Adolescence is often described as a stage between childhood and adulthood. It is typically a period where the major psychological task is to determine identity, that is, develop the power to make decisions, be in control, and develop mature sexuality. In most cases, adolescents are unable to grapple with the challenges of life, often vulnerable to peer pressure and ignoring the opinions of family members. However, the advocacies for sex education and access to contraceptive information and services have been met with stiff opposition by conservative parents and stakeholders with the excuse that it will open the gate of promiscuity for adolescents. Sexual activities for adolescent girls are frowned upon by society, especially the fear of early and unwanted pregnancies, sexually transmitted infections, dropping out of school, and financial dependence on the family. Vision Spring Initiatives advocates that young women be treated like autonomous human beings capable of deciding what is in their best interest when seeking contraceptive information and services from health providers. This will align with the principles of evolving capacities of the child and the right of the child to be heard in all matters.

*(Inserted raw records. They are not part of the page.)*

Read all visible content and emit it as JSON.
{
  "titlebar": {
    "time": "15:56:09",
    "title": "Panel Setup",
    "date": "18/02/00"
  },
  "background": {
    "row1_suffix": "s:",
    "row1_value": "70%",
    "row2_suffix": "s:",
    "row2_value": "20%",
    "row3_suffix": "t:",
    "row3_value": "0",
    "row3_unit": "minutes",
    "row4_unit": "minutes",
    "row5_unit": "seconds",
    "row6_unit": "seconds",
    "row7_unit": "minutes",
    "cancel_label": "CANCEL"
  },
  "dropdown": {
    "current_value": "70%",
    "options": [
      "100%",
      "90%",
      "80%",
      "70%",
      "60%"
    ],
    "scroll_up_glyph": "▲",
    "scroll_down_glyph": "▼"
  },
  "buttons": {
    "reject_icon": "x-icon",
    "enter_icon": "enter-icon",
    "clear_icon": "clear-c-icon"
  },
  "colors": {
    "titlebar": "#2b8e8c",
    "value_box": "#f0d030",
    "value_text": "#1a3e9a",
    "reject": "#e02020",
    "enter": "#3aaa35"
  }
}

Adolescents’ right to autonomy is not a privilege; rather it is a fundamental right that she is entitled to by being human. Our healthcare institution should therefore serve as a beacon of hope to young women who seek information on health-related matters by being friendly, accessible, non-judgemental, and professional.
Providing unhindered access to contraceptive information and services to young women who require this information, will reduce the high rate of maternal mortality associated with unsafe, illegal abortions which are preventable. It will also reduce the sexual and reproductive ill-health cases prevalent among women of reproductive age in Nigeria. This, in turn, will improve health outcomes and reduce poverty, thereby increasing economic growth.
Furthermore, unwanted pregnancies and other sexual and reproductive health issues are contributory factors to the high rate of out-of-school children which is about twenty percent of Nigeria’s population, thereby pushing the adolescent girl to the brink of poverty. Comprehensive contraceptive information and services will play a great role in mitigating this plague. This will enhance concentration on school activities and attainment of their set goals.
Providing unhindered access to contraceptive information and services ensures the right to privacy, dignity, non-discrimination, liberty, and the right to life as contained in Chapter IV of the Nigerian Constitution. Young women deserve adequate information that enables them to make informed decisions concerning their reproductive health and rights.